(Originally posted by Delft University of Technology)
June 15, 2015
Scientist Cees Dekker, Director of the Kavli Institute for Nanoscience at Delft University of Technology (TU Delft), has been awarded an ERC Advanced Grant by the European Union for research into synthetic cell division. He will receive €2.5 million for his new five-year research programme.
Synthetic cell division
Bionano scientist Cees Dekker aims to achieve synthetic cell division within five years. To do this, he wants to construct liposomes (soap bubble-type vesicles containing a watery solution of proteins and DNA), which can divide spontaneously via a protein ring around the circumference of the liposome, which can contract.
Dekker intends to focus on both the protein rings and the matter of positioning the ring in the correct place in the middle. He will approach this from 3 angles:
Cells in nanofabricated shapes. Dekker will study living E.coli bacteria in various different artificial shapes (triangular, square...) Studying living cells in these nanoshapes will enable him to unravel the organisation principles (in time and space) of the cell division machinery.
Proteins and DNA in ‘nanochambers’. The scientists will also study the proteins that play a role in cell division by adding them to controlled nanochambers as separate components. This will provide information about the spatial organisation of the patterns of Min proteins and chromatin, which determine the position of the division ring.
Liposomes on a chip. Dekker is developing a chip-based technology for creating liposomes for the benefit of research into cell division. He wants to use this to generate autonomous division of the liposome, thereby enabling a simplified but verifiable form of synthetic cell division.

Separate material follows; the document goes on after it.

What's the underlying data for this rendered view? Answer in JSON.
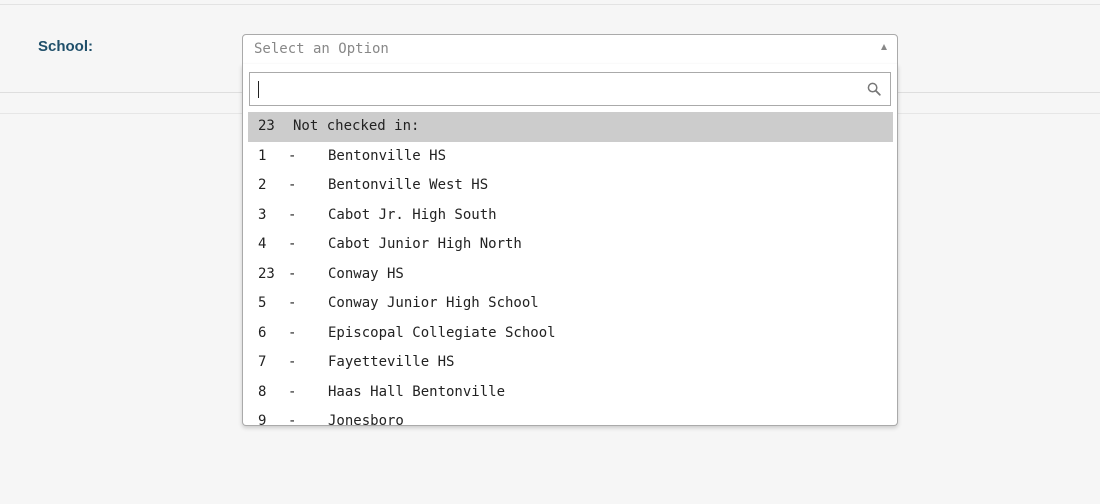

The nanofabrication approach to synthetic cell division chosen by Dekker's group is unique. Dekker thinks that this will make an important contribution to knowledge of the cell division process, and expects to have mastered synthetic cell division within five years. According to him, the mix of nanophysics and synthetic biology will lead to a deeper understanding of the biophysical foundations of cell division, and represent a crucial step forwards in ‘bottom-up biology’: the construction of a synthetic cell from separate components.